Proud daughter of Indian immigrants: Nikki Haley
- 3.5 lakh well-off people have given up subsidised LPGs: PM Narendra Modi
- Meghalaya CM compares Rahul Gandhi to Alfred the Great, king who returned to conquer
- Naxals kill 7 of elite force in Sukma
- Across the Aisle: Land acquisition - Nine steps to nirvana
- India's Sons: What does it mean to be a man in India?
Daughter of Sikh immigrant parents from Punjab, Indian-American Namrata "Nikki" Randhawa Haley proudly recollected her Indian heritage while being sworn in as the first woman and non-white Governor of South Carolina.
"I stand before you today, the proud daughter of Indian immigrants," Haley said in her inaugural speech on the State House's south steps on Wednesday.

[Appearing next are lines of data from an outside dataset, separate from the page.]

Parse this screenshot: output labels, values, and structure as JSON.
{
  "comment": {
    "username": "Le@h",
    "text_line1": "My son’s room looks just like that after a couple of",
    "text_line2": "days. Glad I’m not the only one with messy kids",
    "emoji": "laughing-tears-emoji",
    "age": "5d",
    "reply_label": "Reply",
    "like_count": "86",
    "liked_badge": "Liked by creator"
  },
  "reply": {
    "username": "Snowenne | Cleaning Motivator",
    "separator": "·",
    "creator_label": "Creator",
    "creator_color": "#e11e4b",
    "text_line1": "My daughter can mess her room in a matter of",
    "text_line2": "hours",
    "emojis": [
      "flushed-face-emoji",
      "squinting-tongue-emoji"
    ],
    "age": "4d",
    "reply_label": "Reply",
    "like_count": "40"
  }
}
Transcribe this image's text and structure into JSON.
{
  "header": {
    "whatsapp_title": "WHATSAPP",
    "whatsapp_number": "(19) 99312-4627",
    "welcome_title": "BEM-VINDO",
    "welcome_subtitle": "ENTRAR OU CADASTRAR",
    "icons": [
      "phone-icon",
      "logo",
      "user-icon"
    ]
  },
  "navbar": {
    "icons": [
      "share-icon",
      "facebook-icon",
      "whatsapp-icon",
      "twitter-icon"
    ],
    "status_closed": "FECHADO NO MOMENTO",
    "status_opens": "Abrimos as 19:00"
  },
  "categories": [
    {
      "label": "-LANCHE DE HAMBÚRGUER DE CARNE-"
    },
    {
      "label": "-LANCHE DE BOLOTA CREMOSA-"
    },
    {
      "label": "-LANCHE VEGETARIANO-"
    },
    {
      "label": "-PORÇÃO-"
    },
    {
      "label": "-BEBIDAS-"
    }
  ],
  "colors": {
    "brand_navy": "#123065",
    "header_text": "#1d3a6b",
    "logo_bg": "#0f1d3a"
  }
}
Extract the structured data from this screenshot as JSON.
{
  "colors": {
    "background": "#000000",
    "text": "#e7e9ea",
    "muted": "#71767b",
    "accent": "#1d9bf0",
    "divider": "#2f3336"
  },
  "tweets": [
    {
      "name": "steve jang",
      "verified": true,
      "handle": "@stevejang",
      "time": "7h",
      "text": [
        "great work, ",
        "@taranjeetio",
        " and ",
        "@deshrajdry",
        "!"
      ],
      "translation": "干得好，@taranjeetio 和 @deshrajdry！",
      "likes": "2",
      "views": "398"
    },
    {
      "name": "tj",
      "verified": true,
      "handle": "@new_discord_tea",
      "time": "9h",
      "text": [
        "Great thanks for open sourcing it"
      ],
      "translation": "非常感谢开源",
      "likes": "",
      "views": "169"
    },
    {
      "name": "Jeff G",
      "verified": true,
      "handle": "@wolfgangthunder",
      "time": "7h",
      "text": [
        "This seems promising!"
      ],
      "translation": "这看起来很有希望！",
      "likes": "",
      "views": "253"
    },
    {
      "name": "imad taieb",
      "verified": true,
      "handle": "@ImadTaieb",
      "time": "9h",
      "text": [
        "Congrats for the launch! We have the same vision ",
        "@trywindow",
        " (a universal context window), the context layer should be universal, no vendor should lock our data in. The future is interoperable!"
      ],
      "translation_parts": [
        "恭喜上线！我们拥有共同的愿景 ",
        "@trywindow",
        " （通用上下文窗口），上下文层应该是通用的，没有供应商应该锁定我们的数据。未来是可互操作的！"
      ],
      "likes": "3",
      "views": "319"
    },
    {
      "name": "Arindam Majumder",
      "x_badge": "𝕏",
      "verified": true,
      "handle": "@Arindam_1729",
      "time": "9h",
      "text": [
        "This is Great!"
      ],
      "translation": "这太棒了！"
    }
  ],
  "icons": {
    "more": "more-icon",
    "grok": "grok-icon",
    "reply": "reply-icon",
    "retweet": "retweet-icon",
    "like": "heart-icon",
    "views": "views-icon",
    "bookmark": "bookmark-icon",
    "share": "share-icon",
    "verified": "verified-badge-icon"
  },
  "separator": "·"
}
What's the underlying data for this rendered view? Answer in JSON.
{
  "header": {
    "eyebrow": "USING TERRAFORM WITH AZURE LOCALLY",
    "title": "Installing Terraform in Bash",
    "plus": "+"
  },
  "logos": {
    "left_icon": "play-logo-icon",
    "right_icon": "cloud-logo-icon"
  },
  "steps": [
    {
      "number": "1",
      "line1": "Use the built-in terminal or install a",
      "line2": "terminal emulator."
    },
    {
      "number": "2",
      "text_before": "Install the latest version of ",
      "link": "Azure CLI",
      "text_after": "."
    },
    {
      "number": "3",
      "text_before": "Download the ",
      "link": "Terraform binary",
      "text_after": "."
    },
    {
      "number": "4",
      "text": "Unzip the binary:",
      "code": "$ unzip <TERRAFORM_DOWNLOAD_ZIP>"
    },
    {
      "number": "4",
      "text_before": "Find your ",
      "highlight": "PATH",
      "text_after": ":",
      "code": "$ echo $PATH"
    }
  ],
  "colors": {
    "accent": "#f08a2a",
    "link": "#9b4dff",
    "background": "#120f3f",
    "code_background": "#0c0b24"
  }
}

Top several Republican leaders including Mississippi Governor Haley Barbour, a number of Congressmen and a large number of Indian Americans from various parts of the country, and the Indian Ambassador to the US, Meera Shankar, braved some frigid weather to be present during the historic occasion.
"Growing up in rural, small town South Carolina, my family experienced this state and this country at its best. No, not every day was perfect. No, we were not always free from the burdens faced by those who look and sound different," said Haley who after Bobby Jindal from Louisiana, is only the second Indian-American Governor.
She is also the first ever Indian-American woman governor in the United States.
"But we counted our blessings, and my parents reminded me and my brothers and sister every day how blessed we were to live in this country. We saw the constant example of neighbours helping neighbours," she said after being administered the oath by the State Supreme Court Chief Justice, Jean Toal.
"For us, happiness existed in not knowing what we didn't have, and in knowing that what we did have was the opportunity to better our lives through hard work and strong values," said Haley who was dressed in bright, white overcoat for the occasion.
Her husband, Michael and their two children Rena and Nalin, were standing by her side during the swearing in ceremony.
"You see, my mother was offered one of the first female judgeships in her native country, but was unable to serve on the bench because of the challenges of being a woman in India. Now she sits here today watching her daughter become Governor of South Carolina, the state she proudly calls her home. When you grow up with a mom like that, the word 'can't' is not in your vocabulary," Haley said.